:: TASK ::
In full and unchanged, output the entries that follow.

-------- EXTRACTED DATA --------

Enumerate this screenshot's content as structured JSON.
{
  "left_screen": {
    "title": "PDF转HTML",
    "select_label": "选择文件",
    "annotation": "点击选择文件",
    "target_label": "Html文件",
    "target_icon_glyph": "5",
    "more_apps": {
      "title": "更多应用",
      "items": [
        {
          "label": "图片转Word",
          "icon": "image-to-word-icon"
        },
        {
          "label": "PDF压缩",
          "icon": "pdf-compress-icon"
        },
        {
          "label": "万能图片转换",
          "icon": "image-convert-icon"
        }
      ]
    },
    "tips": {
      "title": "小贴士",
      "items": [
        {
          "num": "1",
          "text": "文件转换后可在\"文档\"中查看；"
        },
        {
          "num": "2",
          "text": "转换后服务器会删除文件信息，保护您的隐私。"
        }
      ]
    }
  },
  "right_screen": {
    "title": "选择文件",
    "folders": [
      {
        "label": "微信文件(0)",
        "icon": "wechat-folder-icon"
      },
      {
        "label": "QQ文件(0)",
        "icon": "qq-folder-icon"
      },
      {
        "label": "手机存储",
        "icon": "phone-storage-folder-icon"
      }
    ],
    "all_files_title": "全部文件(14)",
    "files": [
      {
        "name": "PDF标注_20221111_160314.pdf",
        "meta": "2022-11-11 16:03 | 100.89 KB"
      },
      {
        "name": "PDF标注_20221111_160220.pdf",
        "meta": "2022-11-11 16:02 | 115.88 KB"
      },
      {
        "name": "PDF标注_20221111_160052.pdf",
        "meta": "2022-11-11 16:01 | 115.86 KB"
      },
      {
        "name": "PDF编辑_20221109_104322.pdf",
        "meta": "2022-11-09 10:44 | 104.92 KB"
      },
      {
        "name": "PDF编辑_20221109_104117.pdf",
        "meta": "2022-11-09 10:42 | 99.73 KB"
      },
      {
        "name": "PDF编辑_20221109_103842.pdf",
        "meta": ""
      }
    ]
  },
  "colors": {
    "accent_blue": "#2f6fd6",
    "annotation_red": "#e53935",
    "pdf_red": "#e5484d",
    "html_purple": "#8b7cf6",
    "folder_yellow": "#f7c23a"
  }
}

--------

:: RESPONSE TO THE EXERCISE ::
Enumerate this screenshot's content as structured JSON.
{
  "left_screen": {
    "title": "PDF转HTML",
    "select_label": "选择文件",
    "annotation": "点击选择文件",
    "target_label": "Html文件",
    "target_icon_glyph": "5",
    "more_apps": {
      "title": "更多应用",
      "items": [
        {
          "label": "图片转Word",
          "icon": "image-to-word-icon"
        },
        {
          "label": "PDF压缩",
          "icon": "pdf-compress-icon"
        },
        {
          "label": "万能图片转换",
          "icon": "image-convert-icon"
        }
      ]
    },
    "tips": {
      "title": "小贴士",
      "items": [
        {
          "num": "1",
          "text": "文件转换后可在\"文档\"中查看；"
        },
        {
          "num": "2",
          "text": "转换后服务器会删除文件信息，保护您的隐私。"
        }
      ]
    }
  },
  "right_screen": {
    "title": "选择文件",
    "folders": [
      {
        "label": "微信文件(0)",
        "icon": "wechat-folder-icon"
      },
      {
        "label": "QQ文件(0)",
        "icon": "qq-folder-icon"
      },
      {
        "label": "手机存储",
        "icon": "phone-storage-folder-icon"
      }
    ],
    "all_files_title": "全部文件(14)",
    "files": [
      {
        "name": "PDF标注_20221111_160314.pdf",
        "meta": "2022-11-11 16:03 | 100.89 KB"
      },
      {
        "name": "PDF标注_20221111_160220.pdf",
        "meta": "2022-11-11 16:02 | 115.88 KB"
      },
      {
        "name": "PDF标注_20221111_160052.pdf",
        "meta": "2022-11-11 16:01 | 115.86 KB"
      },
      {
        "name": "PDF编辑_20221109_104322.pdf",
        "meta": "2022-11-09 10:44 | 104.92 KB"
      },
      {
        "name": "PDF编辑_20221109_104117.pdf",
        "meta": "2022-11-09 10:42 | 99.73 KB"
      },
      {
        "name": "PDF编辑_20221109_103842.pdf",
        "meta": ""
      }
    ]
  },
  "colors": {
    "accent_blue": "#2f6fd6",
    "annotation_red": "#e53935",
    "pdf_red": "#e5484d",
    "html_purple": "#8b7cf6",
    "folder_yellow": "#f7c23a"
  }
}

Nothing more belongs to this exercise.